  • house of lords;
  • the junta;
  • parliamentary allegiances and leanings;
  • parliamentary declarations;
  • parliamentary printing;
  • John Pym

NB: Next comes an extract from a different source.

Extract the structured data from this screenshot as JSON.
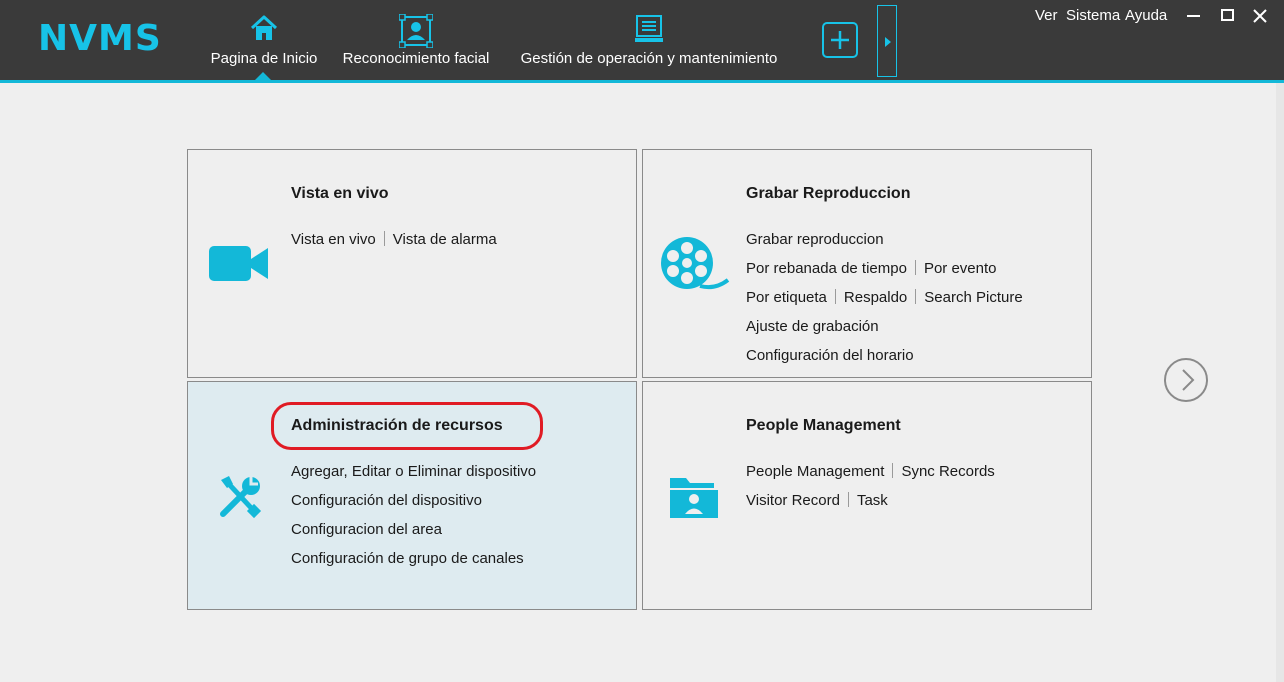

This article analyses the drafting of the document eventually printed as the Nineteen Propositions. Section two addresses certain issues regarding the methods and concepts employed in the subsequent analysis, focusing on consensus-building, constitutional leanings and the drafting of parliamentary declarations in early 1642. Section three examines the origins of the Nineteen Propositions in the draft Declaration of Ways and Means (January 1642) (hereafter cited as the Ways). Section four traces the emergence of the Declaration Concerning Grievances and Remedies (hereafter cited as the Grievances) from the Ways (January–February). Section five examines the junta's efforts to overcome the Lords' prevarication over passing the Grievances (February–May). Section six examines the emergence of the initial draft of the Nineteen Propositions from the Grievances (24–7 May). Section seven analyses the 28 May draft, while section eight explores the amendment of that draft (31 May and 1 June). Section nine examines parliament's abortive attempts to revise the Nineteen Propositions in light of His Majesty's Answer to the XIX Propositions (21 June–2 July). It is concluded that, contrary to the received view, the text of the Nineteen Propositions began to emerge in January rather than May 1642, and that the junta in the Commons rather than the Lords drove this process. The three appendices identify, respectively, the constitutional leanings of the relevant parliamentarians, the parts of the text of the Ways that were repeated in the Grievances, and dates on which the various parts of the final text of the Nineteen Propositions were written.